Of course, the trout were always in the creek, just as they are in Tagish Lake. The ability to catch any fish requires seeing past the illusion of watery reflection. This is true whether fishing in six inches or 600 feet of water. 

Countless misguided anglers will say, “To catch fish, one must think like a fish.” 

It’s far more accurate to say, “To catch fish, one must think like someone really good at killing fish.”

Targeting local trout in a shallow creek only requires average eyesight but how does an angler peer into the depths to reveal that which is hidden?

There are many schools of thought relative to this subject but all can be consolidated into two distinct arenas – objective method and subjective method.

An objective approach to fishing strange waters utilizes proven angling methods gathered from reliable sources. The internet and old fishing books offer an unlimited supply of fishing techniques that can be employed in any given circumstance to create positive results. 

If you were to travel to any pier, bridge, catwalk, or shoreline next to waters where fish are running, you will find that virtually every angler is fishing in the exact same way. This is proof that the objective approach to fishing is by far the more popular. “If it ain’t broke, why fix it?” is the mantra of the objective angler. 

Another mantra of the objective angler is, “I don’t care if I catch any fish. I’m just out here to have a good time.” These are the words of fishermen that’s grown accustomed to failure and a testament to the fact that the objective angling method has an inherent flaw – when it fails, there is nothing to fall back on.

This underscores the fact that the objective fishing method is based on knowledge. In contrast, the subjective fishing method is centered on wisdom.

The subjective angler is a loner, content to fortify their knowledge through a wider understanding of nature itself. This trait allows them to see past the illusion of reflection and peer into the depths without prejudice, beyond the limitations and unreliability of eyesight. 

In other words, the subjective angler understands that inspiration comes from within. This is why anglers that employ the objective fishing method often believe that subjective anglers possess some mystical attribute relative to their overwhelmingly consistent success. 

In their search for this illusive fishing “secret,” objective anglers begin to believe in concepts like luck and karma. If you’ve reached a point where you believe that a kind act toward a fellow human somehow increases your chances of filling a cooler with dead fish, it may be time to consider a new hobby. I hear model railroading is fun.

In truth, the most successful subjective anglers are nothing more than keen observers. The only way to see through the illusion of reflection is to use all of the senses to quietly and patiently interpret any given environment. This means that perfect 20/20 vision may often be more of a liability than an asset.

Speaking of 2020…. What a strange year it’s been. For me, there will be no fall lake trout fishing in the Yukon. No fall colors painting steep slopes. No earthy smells of decaying foliage. No final taste of the sun’s warmth as it rises above the mountain peaks and sets the lake on fire. No bend in the rod, singing drag or fresh grilled lake trout over a warm evening campfire. 
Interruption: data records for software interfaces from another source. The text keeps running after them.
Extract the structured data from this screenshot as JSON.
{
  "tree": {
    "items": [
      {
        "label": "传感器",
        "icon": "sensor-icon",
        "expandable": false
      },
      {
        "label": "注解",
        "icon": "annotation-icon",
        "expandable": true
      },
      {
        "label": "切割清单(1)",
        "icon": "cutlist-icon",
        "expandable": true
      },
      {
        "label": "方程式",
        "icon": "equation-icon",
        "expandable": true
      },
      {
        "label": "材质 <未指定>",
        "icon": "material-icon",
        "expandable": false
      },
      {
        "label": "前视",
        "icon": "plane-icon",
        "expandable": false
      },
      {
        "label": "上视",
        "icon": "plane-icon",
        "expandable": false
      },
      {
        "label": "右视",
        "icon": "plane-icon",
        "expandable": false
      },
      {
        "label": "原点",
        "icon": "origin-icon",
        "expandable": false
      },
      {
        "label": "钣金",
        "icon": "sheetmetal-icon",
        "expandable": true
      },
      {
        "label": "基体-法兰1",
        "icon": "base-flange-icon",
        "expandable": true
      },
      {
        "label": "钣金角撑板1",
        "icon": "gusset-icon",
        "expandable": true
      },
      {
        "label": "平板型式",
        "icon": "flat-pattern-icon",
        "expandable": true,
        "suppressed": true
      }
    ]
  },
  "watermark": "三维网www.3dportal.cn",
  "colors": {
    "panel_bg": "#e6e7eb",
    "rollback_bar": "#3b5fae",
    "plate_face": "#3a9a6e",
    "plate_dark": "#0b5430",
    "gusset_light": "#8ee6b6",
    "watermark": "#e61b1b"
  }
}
All of which are nothing but memories of the past. Reflections all. Illusions of unfulfilled expectations. 

What happens next?

The road ahead is no different than a deep Yukon lake. Untrained eyes will see nothing but a reflection of the present, an illusion that will quickly vanish when fall winds turn the water’s mirrored surface into chaos. 

Keener eyes possess a clearer vision of the future. Unknown, yes. Uncertain, without a doubt. But within those murky depths is boundless inspiration and infinite possibility. 

What a ride!